━━━ Extracted information
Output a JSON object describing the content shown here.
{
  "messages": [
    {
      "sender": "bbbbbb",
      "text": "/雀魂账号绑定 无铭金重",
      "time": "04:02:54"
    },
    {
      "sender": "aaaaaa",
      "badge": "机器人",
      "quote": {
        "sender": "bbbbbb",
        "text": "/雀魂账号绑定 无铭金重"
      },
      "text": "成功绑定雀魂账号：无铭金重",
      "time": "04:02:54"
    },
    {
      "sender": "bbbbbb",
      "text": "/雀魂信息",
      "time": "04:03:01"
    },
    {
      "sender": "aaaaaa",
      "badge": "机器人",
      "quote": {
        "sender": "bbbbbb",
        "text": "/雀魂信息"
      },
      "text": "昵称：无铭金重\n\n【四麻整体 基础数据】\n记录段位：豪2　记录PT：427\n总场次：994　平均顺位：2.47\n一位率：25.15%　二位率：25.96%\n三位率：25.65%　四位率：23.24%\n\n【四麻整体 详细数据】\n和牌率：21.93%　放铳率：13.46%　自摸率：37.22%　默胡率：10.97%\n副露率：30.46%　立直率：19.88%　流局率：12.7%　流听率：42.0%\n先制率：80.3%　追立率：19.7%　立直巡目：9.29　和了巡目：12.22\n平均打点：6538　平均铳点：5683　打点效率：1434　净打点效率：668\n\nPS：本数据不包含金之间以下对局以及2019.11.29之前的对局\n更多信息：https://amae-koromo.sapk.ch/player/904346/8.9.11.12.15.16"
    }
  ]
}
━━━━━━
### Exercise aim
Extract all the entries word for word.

### Solution to the problem
Output a JSON object describing the content shown here.
{
  "messages": [
    {
      "sender": "bbbbbb",
      "text": "/雀魂账号绑定 无铭金重",
      "time": "04:02:54"
    },
    {
      "sender": "aaaaaa",
      "badge": "机器人",
      "quote": {
        "sender": "bbbbbb",
        "text": "/雀魂账号绑定 无铭金重"
      },
      "text": "成功绑定雀魂账号：无铭金重",
      "time": "04:02:54"
    },
    {
      "sender": "bbbbbb",
      "text": "/雀魂信息",
      "time": "04:03:01"
    },
    {
      "sender": "aaaaaa",
      "badge": "机器人",
      "quote": {
        "sender": "bbbbbb",
        "text": "/雀魂信息"
      },
      "text": "昵称：无铭金重\n\n【四麻整体 基础数据】\n记录段位：豪2　记录PT：427\n总场次：994　平均顺位：2.47\n一位率：25.15%　二位率：25.96%\n三位率：25.65%　四位率：23.24%\n\n【四麻整体 详细数据】\n和牌率：21.93%　放铳率：13.46%　自摸率：37.22%　默胡率：10.97%\n副露率：30.46%　立直率：19.88%　流局率：12.7%　流听率：42.0%\n先制率：80.3%　追立率：19.7%　立直巡目：9.29　和了巡目：12.22\n平均打点：6538　平均铳点：5683　打点效率：1434　净打点效率：668\n\nPS：本数据不包含金之间以下对局以及2019.11.29之前的对局\n更多信息：https://amae-koromo.sapk.ch/player/904346/8.9.11.12.15.16"
    }
  ]
}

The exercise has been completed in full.